But it has us wondering: How have tastes changed over the years? Sure, the '80s saw a cultural shift through "My Adidas", and the '90s were ruled by 'Lo Heads. But today's rapper has a far deeper well of sartorial influences, like Maison Margiela, and Saint Laurent Paris—or Rick Owens and Raf Simons (who, ironically, also work with adidas). Where do these luxury names stand compared to the Moschinos of the fashion world—a label that's been around for decades, but only recently seeing widespread acclaim? Hip-hop's names are referencing a mix-and-match of contemporary high-fashion and brands who are redefining streetwear—a pairing that's both unique to today's rappers, but still authentic to the culture's decades-old roots.
So how does this blend of brands match up? Thanks to Rap Stats, a visual tracker of how often a topic is mentioned in rap music (with data starting in 1988), breaks down not just what's getting lyrical love—but the year in which that term is dominating.
When it comes to sneakers, while adidas had dominance going into '90s (and again in the latter part of the same decade), Nike's been crushing rap mentions since around the year 2000—and hasn't looked back since.
For traditional luxury brands, we may consider Ralph Lauren to be a stalwart of hip-hop heads, but when compared to other older luxury brands—like Prada, Louis Vuitton, and especially Gucci—Ralph's barely a drop in the bucket.
In perhaps the most rigorous grouping: some high-fashion names that have seen a revival in contemporary interest (thanks to a new designer, in the case of Moschino, Givenchy, and Balmain) along with relatively new fashion faces like Hood By Air, Raf Simons and Rick Owens, the results vary.
While Moschino has years of cultural cachet that dates back to Biggie's day, and the relative age of Raf Simons' and Rick Owens' labels is youthful compared to Givenchy's 63-year history, it's Givenchy who dominates the charts.
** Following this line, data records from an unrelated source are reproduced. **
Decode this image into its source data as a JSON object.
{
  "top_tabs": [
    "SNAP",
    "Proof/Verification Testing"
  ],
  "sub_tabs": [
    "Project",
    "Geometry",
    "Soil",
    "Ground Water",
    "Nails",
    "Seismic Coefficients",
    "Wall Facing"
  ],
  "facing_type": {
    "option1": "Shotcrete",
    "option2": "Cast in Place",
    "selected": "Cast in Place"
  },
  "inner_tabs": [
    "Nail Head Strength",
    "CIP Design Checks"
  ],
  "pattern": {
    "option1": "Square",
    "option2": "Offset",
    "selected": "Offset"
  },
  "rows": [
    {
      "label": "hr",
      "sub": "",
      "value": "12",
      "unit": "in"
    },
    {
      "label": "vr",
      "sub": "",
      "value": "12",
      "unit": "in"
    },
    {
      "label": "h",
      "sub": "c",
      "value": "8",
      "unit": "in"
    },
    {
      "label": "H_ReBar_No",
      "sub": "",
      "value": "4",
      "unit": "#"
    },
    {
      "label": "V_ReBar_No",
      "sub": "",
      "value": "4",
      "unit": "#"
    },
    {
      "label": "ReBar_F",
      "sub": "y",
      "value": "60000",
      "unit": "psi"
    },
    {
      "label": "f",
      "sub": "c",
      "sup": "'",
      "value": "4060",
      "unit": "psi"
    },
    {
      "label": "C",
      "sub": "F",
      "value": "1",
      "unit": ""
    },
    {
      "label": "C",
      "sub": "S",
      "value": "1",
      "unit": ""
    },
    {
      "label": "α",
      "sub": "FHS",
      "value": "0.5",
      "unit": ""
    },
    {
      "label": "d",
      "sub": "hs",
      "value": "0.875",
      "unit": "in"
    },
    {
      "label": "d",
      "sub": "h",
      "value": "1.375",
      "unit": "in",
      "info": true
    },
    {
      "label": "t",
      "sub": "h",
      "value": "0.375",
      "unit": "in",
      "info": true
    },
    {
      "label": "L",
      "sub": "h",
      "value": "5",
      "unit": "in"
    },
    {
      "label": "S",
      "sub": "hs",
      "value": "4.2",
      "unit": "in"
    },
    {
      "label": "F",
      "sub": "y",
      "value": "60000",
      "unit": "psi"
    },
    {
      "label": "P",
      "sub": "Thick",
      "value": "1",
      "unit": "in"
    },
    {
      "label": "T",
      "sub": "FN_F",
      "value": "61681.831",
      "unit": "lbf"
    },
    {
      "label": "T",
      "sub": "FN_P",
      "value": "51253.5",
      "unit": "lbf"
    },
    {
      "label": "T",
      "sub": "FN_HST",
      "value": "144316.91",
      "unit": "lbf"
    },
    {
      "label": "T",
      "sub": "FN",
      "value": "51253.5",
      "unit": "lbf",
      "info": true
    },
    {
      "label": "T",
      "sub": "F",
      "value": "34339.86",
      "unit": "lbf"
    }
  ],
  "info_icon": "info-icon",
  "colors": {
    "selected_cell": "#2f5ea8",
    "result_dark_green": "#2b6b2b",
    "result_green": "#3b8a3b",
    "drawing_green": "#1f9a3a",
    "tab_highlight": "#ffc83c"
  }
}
Though there are probably several reasons for this growth over the past decade, Riccardo Tisci's appointment to creative director in 2005 is likely a major force behind it.
This isn't the "final word" on what rappers are really wearing and representing, but it's a reminder that what we see hyped up on the runways and street style cycle doesn't always translate directly to the studio.